What you return must match the data below exactly, minus any pictures.

## SOURCE RECORDS

* * *

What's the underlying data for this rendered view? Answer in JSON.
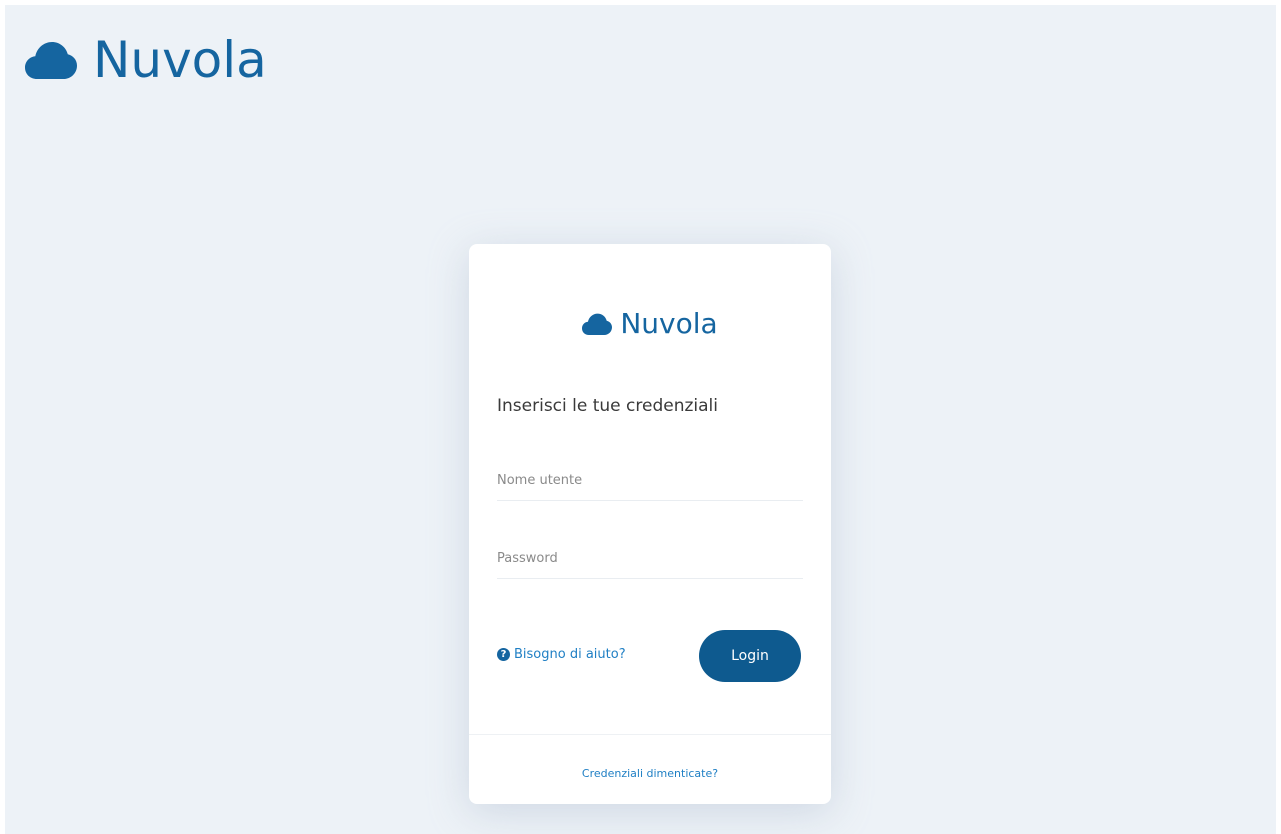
{
  "header": {
    "logo_icon": "cloud-icon",
    "brand": "Nuvola"
  },
  "login_card": {
    "logo_icon": "cloud-icon",
    "brand": "Nuvola",
    "heading": "Inserisci le tue credenziali",
    "username": {
      "placeholder": "Nome utente",
      "value": ""
    },
    "password": {
      "placeholder": "Password",
      "value": ""
    },
    "help": {
      "icon": "question-circle-icon",
      "label": "Bisogno di aiuto?"
    },
    "login_button": "Login",
    "forgot_link": "Credenziali dimenticate?"
  },
  "colors": {
    "brand": "#1565a0",
    "button": "#0e5a8f",
    "link": "#1f7fc4",
    "background": "#edf2f7",
    "card": "#ffffff"
  }
}
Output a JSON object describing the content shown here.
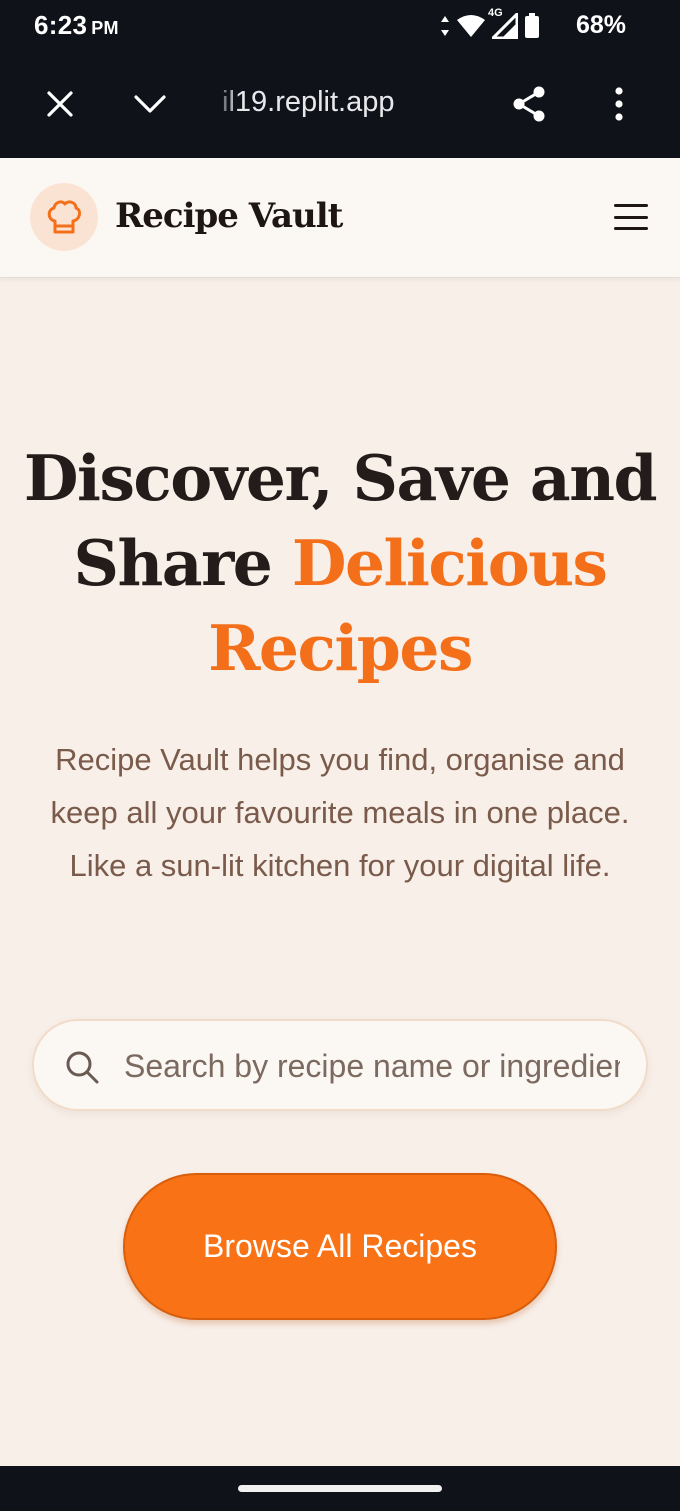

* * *

## FINISHED TASK
What's the underlying data for this rendered view? Answer in JSON.
{
  "header": {
    "logo_icon": "cloud-icon",
    "brand": "Nuvola"
  },
  "login_card": {
    "logo_icon": "cloud-icon",
    "brand": "Nuvola",
    "heading": "Inserisci le tue credenziali",
    "username": {
      "placeholder": "Nome utente",
      "value": ""
    },
    "password": {
      "placeholder": "Password",
      "value": ""
    },
    "help": {
      "icon": "question-circle-icon",
      "label": "Bisogno di aiuto?"
    },
    "login_button": "Login",
    "forgot_link": "Credenziali dimenticate?"
  },
  "colors": {
    "brand": "#1565a0",
    "button": "#0e5a8f",
    "link": "#1f7fc4",
    "background": "#edf2f7",
    "card": "#ffffff"
  }
}
Output a JSON object describing the content shown here.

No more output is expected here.